It is designed to focus on issues which perhaps do not get the attention they deserve in the wider field, and Ms Bulc was one of a series of high profile speakers who also included Michael Odenwald, from the German Federal Ministry of Transport and Digital Infrastructure, and Dr Rüdiger Grube, (now formerly) of Deutsche Bahn, who also represented the Community of European Railway and Infrastructure Companies.
Tackling the issue of rail freight head-on, Ms Bulc said: “This is surely the most sensitive environment problem the sector faces and, I recognise, a serious nuisance for citizens living close to railway lines. I also know what a big issue this has become here in Germany.”
Work had already begun – specifically the revision of the TSI rolling stock noise reduction policy – to address it, she said, and the European Commission aimed to finalise the revision process in the first half of 2018. Ms Bulc urged delegates to work constructively on an EU-wide solution which had to be efficient, cost effective, fair and one with which all member states could align their national plans.
“And if we don’t? Then we run the risk that member states will introduce national, unilateral measures. Such types of measures would put the internal railway market and rail interoperability at risk. They would force the Commission to take action – let us not go there,” she added.
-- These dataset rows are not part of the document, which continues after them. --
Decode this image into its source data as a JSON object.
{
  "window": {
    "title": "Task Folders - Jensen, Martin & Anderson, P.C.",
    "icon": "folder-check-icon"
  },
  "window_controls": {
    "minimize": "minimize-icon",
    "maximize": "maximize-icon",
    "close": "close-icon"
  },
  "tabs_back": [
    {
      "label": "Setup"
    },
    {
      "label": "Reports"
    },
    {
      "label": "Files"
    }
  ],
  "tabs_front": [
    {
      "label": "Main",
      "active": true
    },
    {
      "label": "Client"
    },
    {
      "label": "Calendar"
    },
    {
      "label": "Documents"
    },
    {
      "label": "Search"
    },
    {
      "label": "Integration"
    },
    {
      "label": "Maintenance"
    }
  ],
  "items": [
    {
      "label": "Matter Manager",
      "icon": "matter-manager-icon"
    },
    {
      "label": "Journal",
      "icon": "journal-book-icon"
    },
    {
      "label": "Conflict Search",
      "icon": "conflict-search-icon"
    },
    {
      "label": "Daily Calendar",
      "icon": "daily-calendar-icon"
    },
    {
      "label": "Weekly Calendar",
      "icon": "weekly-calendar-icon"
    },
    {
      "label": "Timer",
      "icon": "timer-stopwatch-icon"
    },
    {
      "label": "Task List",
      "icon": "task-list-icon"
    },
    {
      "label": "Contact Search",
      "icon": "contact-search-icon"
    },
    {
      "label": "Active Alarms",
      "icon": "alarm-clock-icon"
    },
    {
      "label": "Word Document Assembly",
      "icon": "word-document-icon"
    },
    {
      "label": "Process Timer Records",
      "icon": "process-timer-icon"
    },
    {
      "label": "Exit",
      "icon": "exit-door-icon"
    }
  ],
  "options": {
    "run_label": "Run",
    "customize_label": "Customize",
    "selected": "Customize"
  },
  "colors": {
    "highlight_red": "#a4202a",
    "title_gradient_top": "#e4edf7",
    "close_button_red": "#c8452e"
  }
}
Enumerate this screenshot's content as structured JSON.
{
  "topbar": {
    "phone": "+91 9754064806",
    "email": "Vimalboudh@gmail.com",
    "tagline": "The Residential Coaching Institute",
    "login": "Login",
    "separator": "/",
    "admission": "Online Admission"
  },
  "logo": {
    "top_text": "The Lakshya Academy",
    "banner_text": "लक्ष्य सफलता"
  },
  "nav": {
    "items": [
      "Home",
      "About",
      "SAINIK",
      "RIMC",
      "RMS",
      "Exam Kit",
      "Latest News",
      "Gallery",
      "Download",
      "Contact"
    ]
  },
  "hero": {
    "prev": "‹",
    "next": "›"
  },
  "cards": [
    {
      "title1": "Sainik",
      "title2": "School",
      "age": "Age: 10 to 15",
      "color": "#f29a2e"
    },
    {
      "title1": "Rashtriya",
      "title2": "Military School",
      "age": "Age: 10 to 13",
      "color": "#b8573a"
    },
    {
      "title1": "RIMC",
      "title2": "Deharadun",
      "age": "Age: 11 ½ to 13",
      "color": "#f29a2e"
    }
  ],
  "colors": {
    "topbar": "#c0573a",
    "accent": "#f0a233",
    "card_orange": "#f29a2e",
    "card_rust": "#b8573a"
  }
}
Turning to the equally critical issue of the European Rail Freight Corridors, Ms Bulc stressed to delegates that the EC knew of its responsibility of working with stakeholders to improve overall conditions for rail freight across the continent: “In a nutshell, this is about enhancing cross-border rail freight through intensive co-operation between all the relevant stakeholders,” she said. “In practice, cooperation means better coordination – of infrastructure capacity, of investments, of traffic management and of maintenance works.”
She also referred to the recent Rail Freight Day event in Vienna, which showed how much ‘we can and do’ to make rail freight corridors deliver.
This would be done by solving problems whether they are operational, legal or political; by consulting the sector, including end-customers like shippers and forwarders, to see what works and what doesn’t; and by bringing forward tough options for investments.
“On this aspect, I do hope that the sector will maintain the momentum of the Rotterdam Declaration, and deliver those necessary improvements without waiting for legislative changes,” said Ms Bulc. “I know that legal stability is important for the sector and we want to legislate only if there is no simpler alternative way to achieve our objectives.”
The Düsseldorf Institute for Competition Economics and the ESMT European School of Management and Technology were co-organisers of the Symposium.